It's no surprise that presidential candidates would speak below a high school level. A good portion of the electorate does not have college degrees and besides, who would tune in to the debates if they only featured dry college professors? The inventors of the Flesch-Kincaid tests worked with newspaper editors to make articles accessible to a broader audience. (This article clocks in at 8.2, in case you were curious.)

It's often regarded as a cunning political strategy for politicians to speak at a lower level. That's because complex speech doesn't really appeal to voters. Data show that they pay more attention to emotions than facts and the thrust of a logical argument.
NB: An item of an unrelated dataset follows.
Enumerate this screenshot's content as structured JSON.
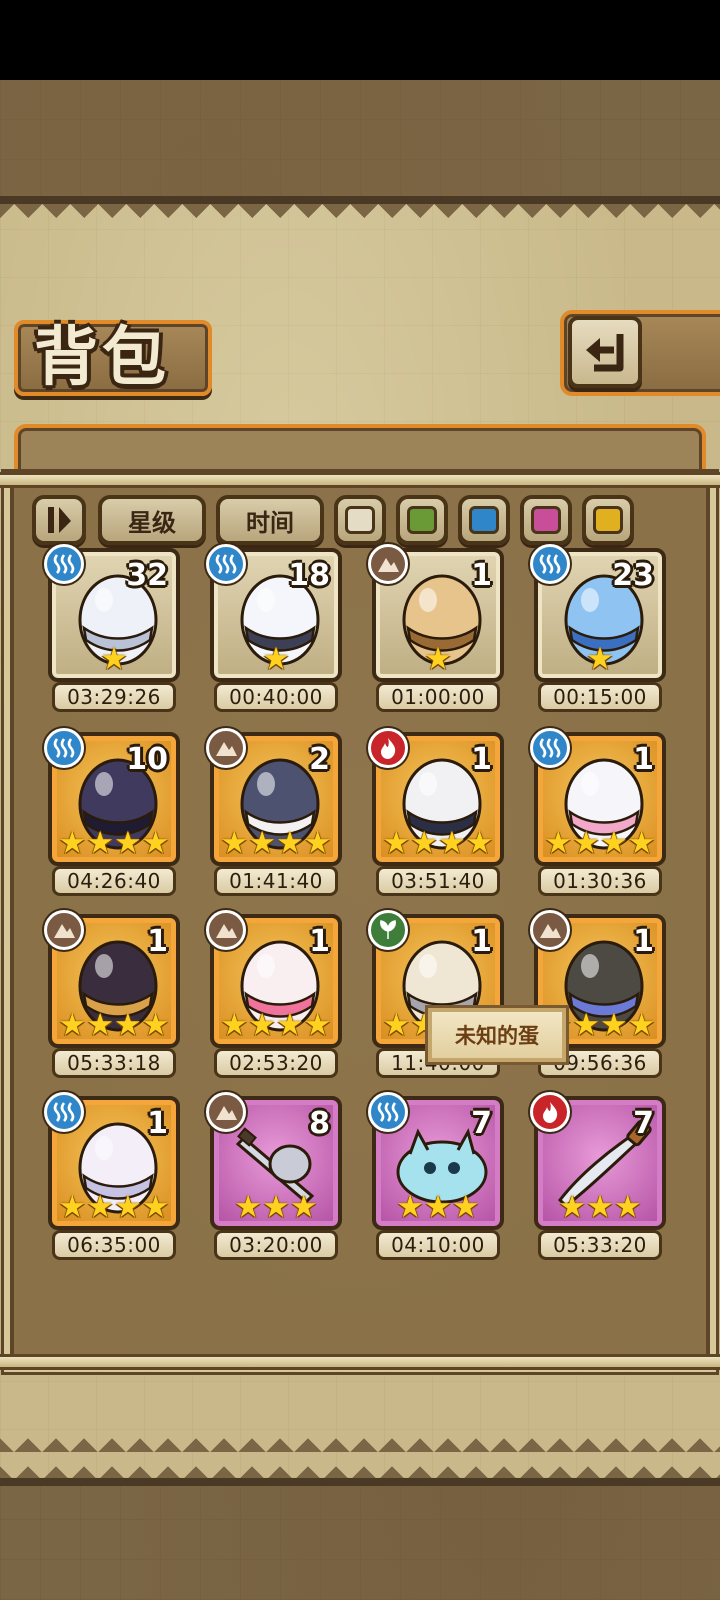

There are several reasons the Republicans could be speaking at lower levels than the Democrats. For one thing, having 10 or 11 pols on stage means each candidate gets less time, and that could lead to rushed statements and shorter sentences. They could also be trying to appeal to a different type of voter.

As we've reported, political rhetoric has become simpler over time. Only one presidential speech since 1950 has reached a level graded for a college audience, though that was standard before 1900. An analysis by researchers at the University of Minnesota showed President Barack Obama's first three State of the Union addresses had an average grade level of 8.4, the lowest in the study.

"Each of Obama's three addresses are among only seven of 70 in the modern era that were written shy of a ninth-grade level," the author wrote, and among the six that have averaged fewer than 17 words per sentence.